Today there was a young heron in the egret’s spot, she was not too bothered by me and didn’t engage in any games of hide and seek, knowing her place and wading about it, busily piercing the surface of the water with her long beak.
I head Westwards along the Northern bank of the pond and along the edges of the footpath I find a mossy nest with a perfect opening, it is striking to be in such plain view, I wonder about its inhabitants, are there any present dwellers, perhaps new come squatters? Or has it been abandoned by far off emigrants….who may one day return? Further along there are offerings of apples cored and looped over branches by kind walkers for the birds, mixing up seasons and fruits with the trees’ skeletons. In the distance, the morning light bounces golden off the upper walls of the prison perched on the hill.
I was drawn again to looking closely at the skin of the trees, enjoying the soft pitted greens and striated brown and tans and even finding something in the growth that looks like text – uppercase cleavages in the lichen.
Moss more vivid and lichen greying, on the surface or silting up the gashes and wounds in the bark: mosses and lichens seem to be on friendly terms, each taking up position and forming spots that appear convivial yet self-contained.
And on the smoothest barks are traces of ivy paths meandering upwards, made visible by the moulds that accrue in the traces of its leggy reaches, the ivy now stripped away, perhaps by a zealous Glen walker (there are a few of us with various agendas).
The dark bark weaves across the trunk of a cypress and I see the way it is built for expansion, and shedding. In the ground the roots are spelling out signs or, it seems to me, balancing equations – somehow I’m reminded of old currency, shillings and pence archaic now but embedded in the memory, perhaps this tree is as old as me.
I meander to the Fleischmann place, and there is a theatrical presence, where new trees make a chorus to the fore of the platform, a concrete square that is, for now, bare of trees and is all that has become of ‘the cottage’, an image ghosts in my imagination above this footprint, of a mock tudor frontage shadowing and confusing the present tree forms. There are other structures, revealed now in the thinned undergrowth, like bared traps. And something that may have been more a more playful construction suspended between the bellies of the trees. Walls are less substantial than plants here, whose rooted vigour gives them an obvious gravitas.

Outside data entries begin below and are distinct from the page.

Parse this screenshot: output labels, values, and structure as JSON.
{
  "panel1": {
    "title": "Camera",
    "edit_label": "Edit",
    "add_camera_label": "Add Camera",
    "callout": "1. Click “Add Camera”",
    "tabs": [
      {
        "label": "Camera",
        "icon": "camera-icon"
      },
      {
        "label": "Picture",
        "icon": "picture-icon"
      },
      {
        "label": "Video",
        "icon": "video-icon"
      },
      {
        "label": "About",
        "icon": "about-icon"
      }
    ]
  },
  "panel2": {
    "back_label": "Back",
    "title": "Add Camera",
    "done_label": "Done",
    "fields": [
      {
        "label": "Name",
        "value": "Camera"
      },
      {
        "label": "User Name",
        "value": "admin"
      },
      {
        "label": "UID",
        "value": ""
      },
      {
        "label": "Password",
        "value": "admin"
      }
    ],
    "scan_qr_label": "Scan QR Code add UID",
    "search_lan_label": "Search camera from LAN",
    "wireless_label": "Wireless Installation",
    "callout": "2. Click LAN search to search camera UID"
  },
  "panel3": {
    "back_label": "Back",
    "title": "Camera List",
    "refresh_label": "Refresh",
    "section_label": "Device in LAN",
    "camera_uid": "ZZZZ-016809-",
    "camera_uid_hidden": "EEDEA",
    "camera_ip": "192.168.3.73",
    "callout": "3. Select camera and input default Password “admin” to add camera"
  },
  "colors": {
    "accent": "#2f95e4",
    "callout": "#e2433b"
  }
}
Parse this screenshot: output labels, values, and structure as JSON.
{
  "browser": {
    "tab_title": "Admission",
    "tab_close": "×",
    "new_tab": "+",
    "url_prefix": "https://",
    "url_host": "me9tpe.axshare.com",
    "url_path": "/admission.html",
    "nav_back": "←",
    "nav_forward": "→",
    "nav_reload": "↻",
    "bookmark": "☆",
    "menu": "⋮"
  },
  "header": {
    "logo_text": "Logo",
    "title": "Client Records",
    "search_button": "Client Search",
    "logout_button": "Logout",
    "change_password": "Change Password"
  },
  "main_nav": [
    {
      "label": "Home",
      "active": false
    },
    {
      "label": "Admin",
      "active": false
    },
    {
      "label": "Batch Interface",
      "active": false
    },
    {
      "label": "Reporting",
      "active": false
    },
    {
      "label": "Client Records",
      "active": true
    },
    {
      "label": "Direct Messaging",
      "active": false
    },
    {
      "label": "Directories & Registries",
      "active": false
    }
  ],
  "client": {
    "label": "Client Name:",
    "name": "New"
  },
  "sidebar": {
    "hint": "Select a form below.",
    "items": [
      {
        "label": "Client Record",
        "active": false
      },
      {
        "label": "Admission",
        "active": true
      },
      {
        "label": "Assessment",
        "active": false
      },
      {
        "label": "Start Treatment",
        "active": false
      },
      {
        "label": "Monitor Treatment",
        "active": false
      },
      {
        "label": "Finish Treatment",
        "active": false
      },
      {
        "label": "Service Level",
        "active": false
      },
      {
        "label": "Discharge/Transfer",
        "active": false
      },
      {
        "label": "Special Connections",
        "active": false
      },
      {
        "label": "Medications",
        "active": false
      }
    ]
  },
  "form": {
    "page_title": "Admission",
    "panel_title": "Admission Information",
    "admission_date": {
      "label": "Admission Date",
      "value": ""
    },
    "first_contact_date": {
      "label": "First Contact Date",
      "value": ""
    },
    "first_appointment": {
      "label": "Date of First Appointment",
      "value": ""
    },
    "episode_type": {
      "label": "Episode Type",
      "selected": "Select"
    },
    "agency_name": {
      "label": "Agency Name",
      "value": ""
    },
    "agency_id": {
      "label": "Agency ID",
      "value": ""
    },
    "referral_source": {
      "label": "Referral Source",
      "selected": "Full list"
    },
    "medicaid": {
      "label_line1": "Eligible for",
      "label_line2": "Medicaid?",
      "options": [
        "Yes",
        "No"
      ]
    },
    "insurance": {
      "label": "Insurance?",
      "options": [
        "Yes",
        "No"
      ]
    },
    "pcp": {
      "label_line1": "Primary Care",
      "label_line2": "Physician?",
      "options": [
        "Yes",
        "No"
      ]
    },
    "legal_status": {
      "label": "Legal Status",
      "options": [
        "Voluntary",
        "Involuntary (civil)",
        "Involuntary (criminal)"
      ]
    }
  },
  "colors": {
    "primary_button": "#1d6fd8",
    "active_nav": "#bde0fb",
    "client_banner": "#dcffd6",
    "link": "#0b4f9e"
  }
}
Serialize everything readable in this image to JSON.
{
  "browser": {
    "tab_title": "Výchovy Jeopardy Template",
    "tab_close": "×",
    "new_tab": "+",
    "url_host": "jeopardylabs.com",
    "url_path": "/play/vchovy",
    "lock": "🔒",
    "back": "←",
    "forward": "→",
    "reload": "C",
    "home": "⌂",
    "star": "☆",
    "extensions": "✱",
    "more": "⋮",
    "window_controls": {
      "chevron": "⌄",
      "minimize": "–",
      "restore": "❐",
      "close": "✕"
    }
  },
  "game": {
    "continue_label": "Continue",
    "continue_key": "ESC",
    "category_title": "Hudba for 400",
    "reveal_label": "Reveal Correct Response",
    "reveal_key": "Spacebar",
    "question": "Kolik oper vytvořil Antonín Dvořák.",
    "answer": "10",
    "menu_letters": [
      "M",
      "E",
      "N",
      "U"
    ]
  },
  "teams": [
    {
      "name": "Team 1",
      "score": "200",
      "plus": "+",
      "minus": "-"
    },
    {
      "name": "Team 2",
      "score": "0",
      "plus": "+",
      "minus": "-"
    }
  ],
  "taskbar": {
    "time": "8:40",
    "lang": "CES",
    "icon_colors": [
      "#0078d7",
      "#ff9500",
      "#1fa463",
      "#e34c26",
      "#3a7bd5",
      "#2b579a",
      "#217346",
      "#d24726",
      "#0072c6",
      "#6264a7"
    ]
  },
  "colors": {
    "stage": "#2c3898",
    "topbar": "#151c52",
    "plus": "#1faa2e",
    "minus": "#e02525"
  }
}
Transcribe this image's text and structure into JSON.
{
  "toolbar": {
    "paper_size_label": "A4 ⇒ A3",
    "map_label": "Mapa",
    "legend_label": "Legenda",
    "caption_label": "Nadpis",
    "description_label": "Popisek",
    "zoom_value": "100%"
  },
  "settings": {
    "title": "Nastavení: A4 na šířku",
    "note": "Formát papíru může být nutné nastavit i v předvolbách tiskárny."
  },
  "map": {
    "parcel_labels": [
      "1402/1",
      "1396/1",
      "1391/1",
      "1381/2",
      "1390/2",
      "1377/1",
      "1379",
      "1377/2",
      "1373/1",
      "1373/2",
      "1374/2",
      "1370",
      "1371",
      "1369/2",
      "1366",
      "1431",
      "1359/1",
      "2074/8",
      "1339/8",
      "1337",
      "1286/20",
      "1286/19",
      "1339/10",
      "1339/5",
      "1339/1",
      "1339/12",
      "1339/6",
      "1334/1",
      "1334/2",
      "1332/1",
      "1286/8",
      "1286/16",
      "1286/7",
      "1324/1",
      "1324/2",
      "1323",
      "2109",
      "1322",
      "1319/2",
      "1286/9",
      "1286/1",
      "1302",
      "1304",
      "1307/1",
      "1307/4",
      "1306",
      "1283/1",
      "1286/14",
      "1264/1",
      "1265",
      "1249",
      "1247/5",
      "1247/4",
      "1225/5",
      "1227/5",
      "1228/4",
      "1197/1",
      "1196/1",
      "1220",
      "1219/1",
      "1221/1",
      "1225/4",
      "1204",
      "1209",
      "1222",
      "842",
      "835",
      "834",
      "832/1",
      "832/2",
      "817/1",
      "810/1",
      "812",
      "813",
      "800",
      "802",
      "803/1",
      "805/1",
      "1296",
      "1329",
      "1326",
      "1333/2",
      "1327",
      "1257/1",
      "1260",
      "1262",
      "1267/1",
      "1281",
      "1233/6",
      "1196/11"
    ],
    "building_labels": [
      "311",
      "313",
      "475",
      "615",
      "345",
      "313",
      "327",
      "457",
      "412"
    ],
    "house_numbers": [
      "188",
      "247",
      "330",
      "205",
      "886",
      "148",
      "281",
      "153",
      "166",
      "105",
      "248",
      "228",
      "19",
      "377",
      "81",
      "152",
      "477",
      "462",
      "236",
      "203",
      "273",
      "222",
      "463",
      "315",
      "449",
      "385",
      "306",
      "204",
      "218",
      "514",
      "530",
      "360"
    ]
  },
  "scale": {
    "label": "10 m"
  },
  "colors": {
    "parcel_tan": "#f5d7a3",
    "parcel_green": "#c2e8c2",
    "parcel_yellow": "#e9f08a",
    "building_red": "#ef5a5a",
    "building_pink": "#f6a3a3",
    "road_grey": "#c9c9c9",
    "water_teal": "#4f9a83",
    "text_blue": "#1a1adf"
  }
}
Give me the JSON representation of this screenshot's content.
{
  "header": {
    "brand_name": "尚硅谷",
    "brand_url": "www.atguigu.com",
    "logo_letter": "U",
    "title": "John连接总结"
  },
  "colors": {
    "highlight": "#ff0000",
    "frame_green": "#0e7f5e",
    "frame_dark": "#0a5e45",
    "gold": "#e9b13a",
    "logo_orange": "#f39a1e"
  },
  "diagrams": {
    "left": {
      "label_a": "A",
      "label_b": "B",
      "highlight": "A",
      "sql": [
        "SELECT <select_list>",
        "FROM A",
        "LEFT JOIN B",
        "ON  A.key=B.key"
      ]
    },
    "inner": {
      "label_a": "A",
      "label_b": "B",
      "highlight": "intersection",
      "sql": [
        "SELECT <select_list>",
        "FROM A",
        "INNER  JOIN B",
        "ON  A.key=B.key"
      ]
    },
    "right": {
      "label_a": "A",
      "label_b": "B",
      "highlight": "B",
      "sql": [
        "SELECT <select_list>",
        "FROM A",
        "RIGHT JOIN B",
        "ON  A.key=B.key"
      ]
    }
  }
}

Exiting I see two dark fairies dancing in the river in the place where the ivy clad sentinels keep watch.
Moving out along the riverbank the silhouettes of trees are making their own of sky and understory.
A tree seems to be crying from one of its multiple eyes, or possibly a leaking breast, at any rate it’s the place it lost a limb.
I reach the Gothic quarter, finding steps and platforms here too, I know from the Friends of the Glen that it was the place of the O’Brien Family – now the peripheral cornering fence post forms a solitary figure on the winter stage.
I cannot resist the pull towards the dismembered Cyprus in the back-alley of the park, itself cracked like a giant broken pencil, I see it has company now, a palm looking very raw, also cut down from a healthy state of being somewhere in the outskirts of the Glen.